Aim of the exercise:
I need the number of lines in the listing below that contain "text", and only that number.

Information:
________

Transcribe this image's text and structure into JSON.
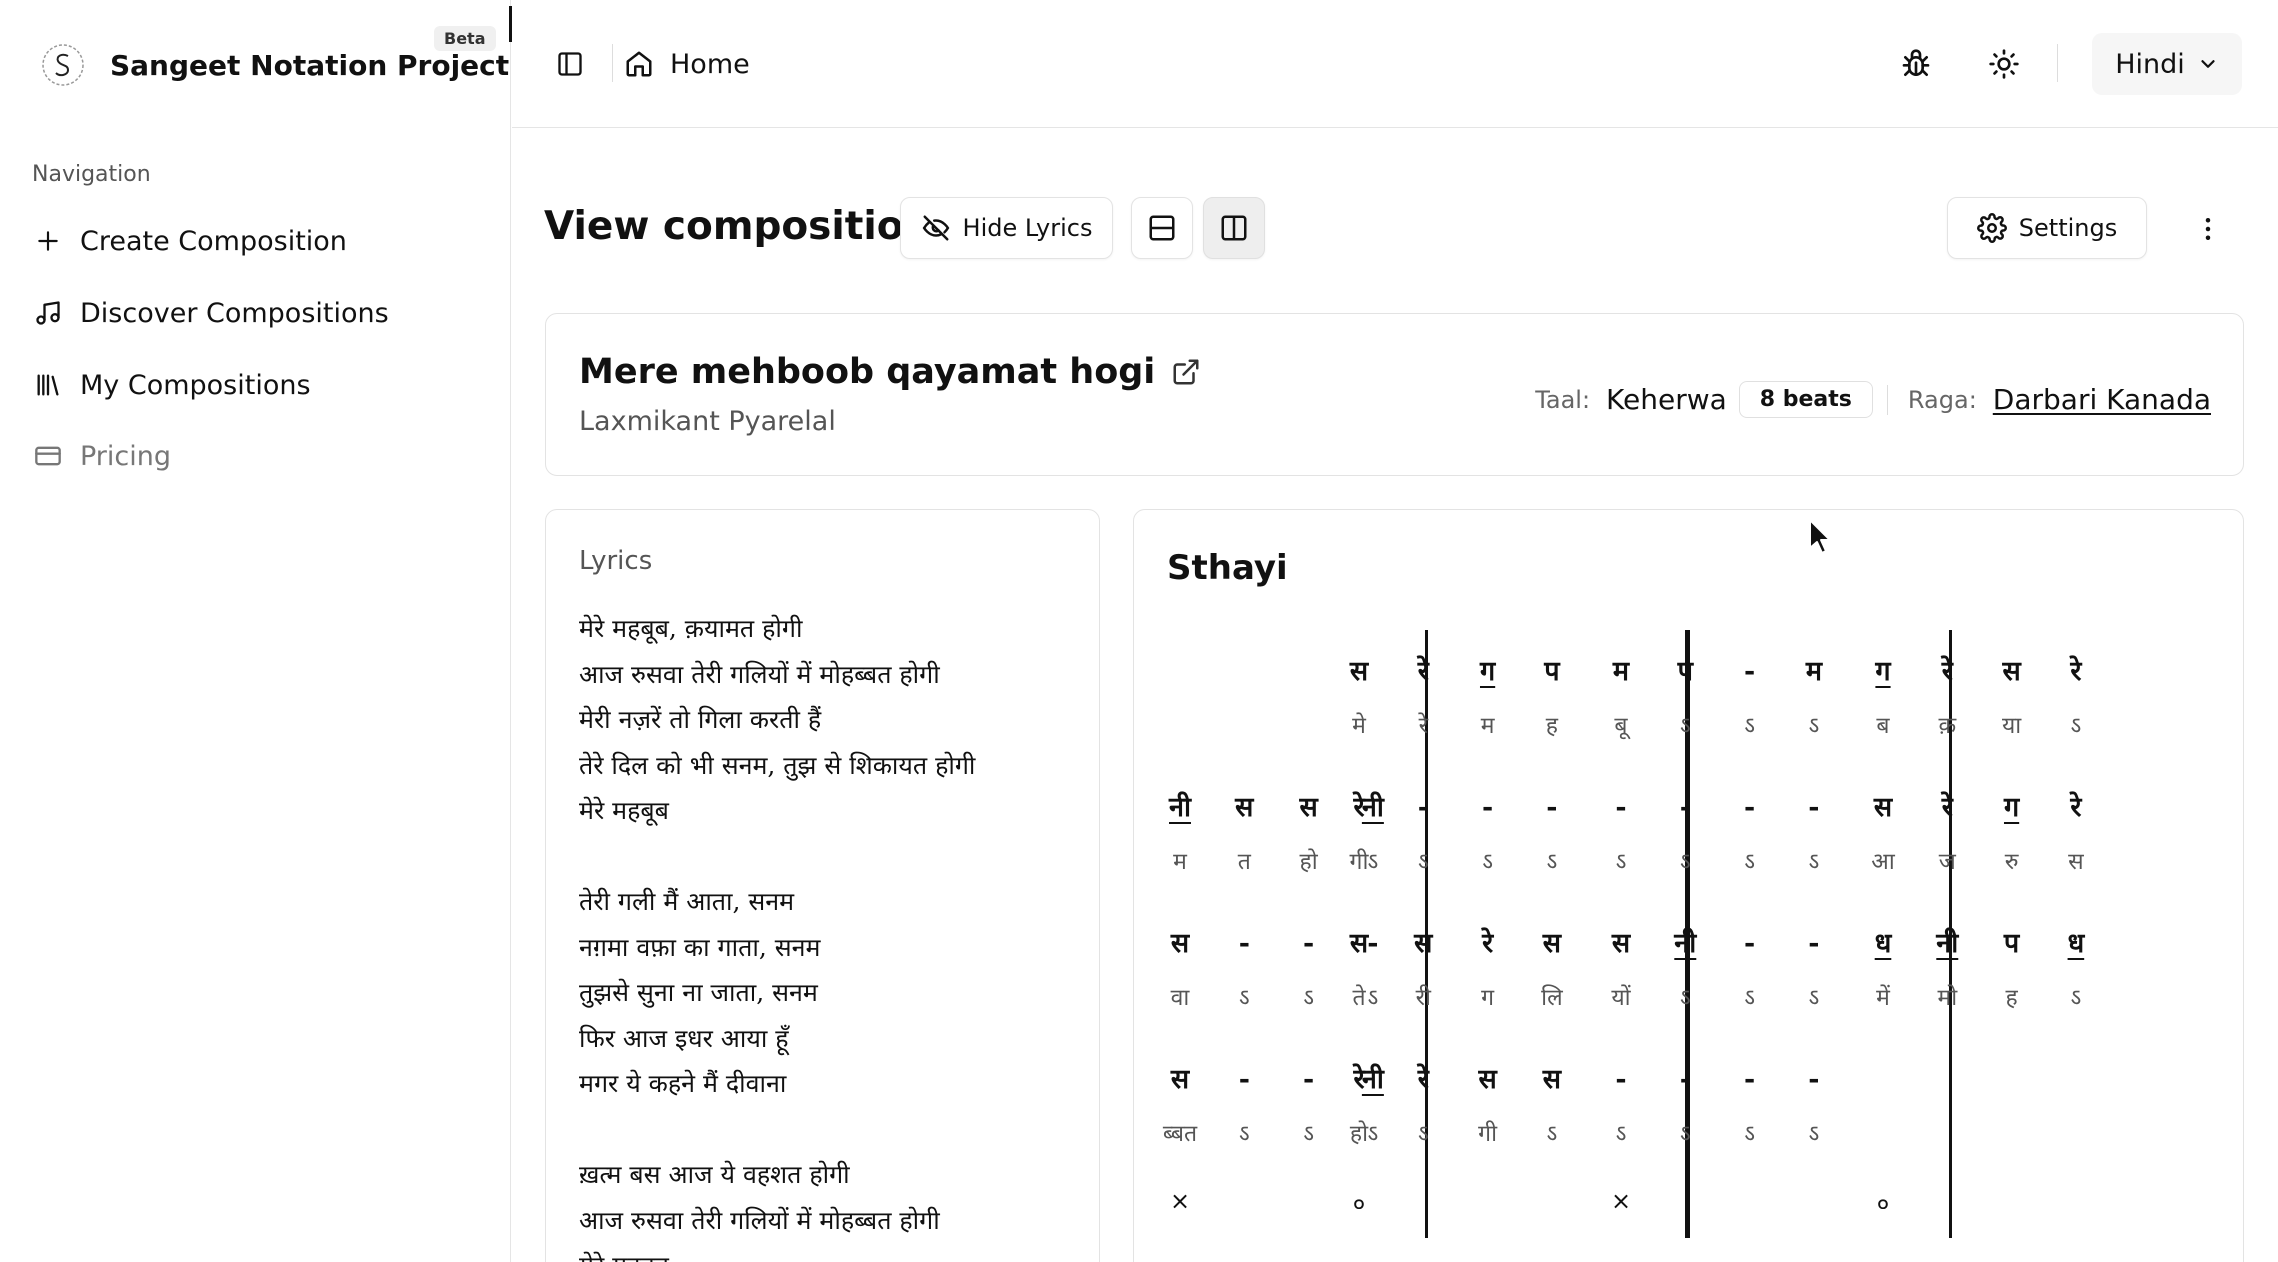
{
  "sidebar": {
    "brand": "Sangeet Notation Project",
    "badge": "Beta",
    "nav_heading": "Navigation",
    "items": [
      {
        "label": "Create Composition",
        "icon": "plus-icon"
      },
      {
        "label": "Discover Compositions",
        "icon": "music-note-icon"
      },
      {
        "label": "My Compositions",
        "icon": "library-icon"
      },
      {
        "label": "Pricing",
        "icon": "credit-card-icon"
      }
    ]
  },
  "header": {
    "breadcrumb_home": "Home",
    "language": "Hindi"
  },
  "toolbar": {
    "title": "View composition",
    "hide_lyrics": "Hide Lyrics",
    "settings": "Settings"
  },
  "composition": {
    "title": "Mere mehboob qayamat hogi",
    "composer": "Laxmikant Pyarelal",
    "taal_label": "Taal:",
    "taal": "Keherwa",
    "beats": "8 beats",
    "raga_label": "Raga:",
    "raga": "Darbari Kanada"
  },
  "lyrics": {
    "heading": "Lyrics",
    "lines": [
      "मेरे महबूब, क़यामत होगी",
      "आज रुसवा तेरी गलियों में मोहब्बत होगी",
      "मेरी नज़रें तो गिला करती हैं",
      "तेरे दिल को भी सनम, तुझ से शिकायत होगी",
      "मेरे महबूब",
      "",
      "तेरी गली मैं आता, सनम",
      "नग़मा वफ़ा का गाता, सनम",
      "तुझसे सुना ना जाता, सनम",
      "फिर आज इधर आया हूँ",
      "मगर ये कहने मैं दीवाना",
      "",
      "ख़त्म बस आज ये वहशत होगी",
      "आज रुसवा तेरी गलियों में मोहब्बत होगी",
      "मेरे महबूब"
    ]
  },
  "notation": {
    "section": "Sthayi",
    "rows": [
      {
        "swaras": [
          "",
          "",
          "",
          "",
          "स",
          "रे",
          "ग",
          "प",
          "म",
          "प",
          "-",
          "म",
          "ग",
          "रे",
          "स",
          "रे"
        ],
        "syllables": [
          "",
          "",
          "",
          "",
          "मे",
          "रे",
          "म",
          "ह",
          "बू",
          "ऽ",
          "ऽ",
          "ऽ",
          "ब",
          "क़",
          "या",
          "ऽ"
        ],
        "underline": [
          6,
          12
        ]
      },
      {
        "swaras": [
          "नी",
          "स",
          "स",
          "नी",
          "रे",
          "-",
          "-",
          "-",
          "-",
          "-",
          "-",
          "-",
          "स",
          "रे",
          "ग",
          "रे"
        ],
        "syllables": [
          "म",
          "त",
          "हो",
          "ऽ",
          "गी",
          "ऽ",
          "ऽ",
          "ऽ",
          "ऽ",
          "ऽ",
          "ऽ",
          "ऽ",
          "आ",
          "ज",
          "रु",
          "स"
        ],
        "underline": [
          0,
          3,
          14
        ]
      },
      {
        "swaras": [
          "स",
          "-",
          "-",
          "-",
          "स",
          "स",
          "रे",
          "स",
          "स",
          "नी",
          "-",
          "-",
          "ध",
          "नी",
          "प",
          "ध"
        ],
        "syllables": [
          "वा",
          "ऽ",
          "ऽ",
          "ऽ",
          "ते",
          "री",
          "ग",
          "लि",
          "यों",
          "ऽ",
          "ऽ",
          "ऽ",
          "में",
          "मो",
          "ह",
          "ऽ"
        ],
        "underline": [
          9,
          12,
          13,
          15
        ]
      },
      {
        "swaras": [
          "स",
          "-",
          "-",
          "नी",
          "रे",
          "रे",
          "स",
          "स",
          "-",
          "-",
          "-",
          "-",
          "",
          "",
          "",
          ""
        ],
        "syllables": [
          "ब्बत",
          "ऽ",
          "ऽ",
          "ऽ",
          "हो",
          "ऽ",
          "गी",
          "ऽ",
          "ऽ",
          "ऽ",
          "ऽ",
          "ऽ",
          "",
          "",
          "",
          ""
        ],
        "underline": [
          3
        ]
      }
    ],
    "vibhag_markers": [
      "×",
      "०",
      "×",
      "०"
    ]
  },
  "colors": {
    "text": "#111111",
    "muted": "#555555",
    "border": "#e3e3e3"
  }
}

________

Task output:
2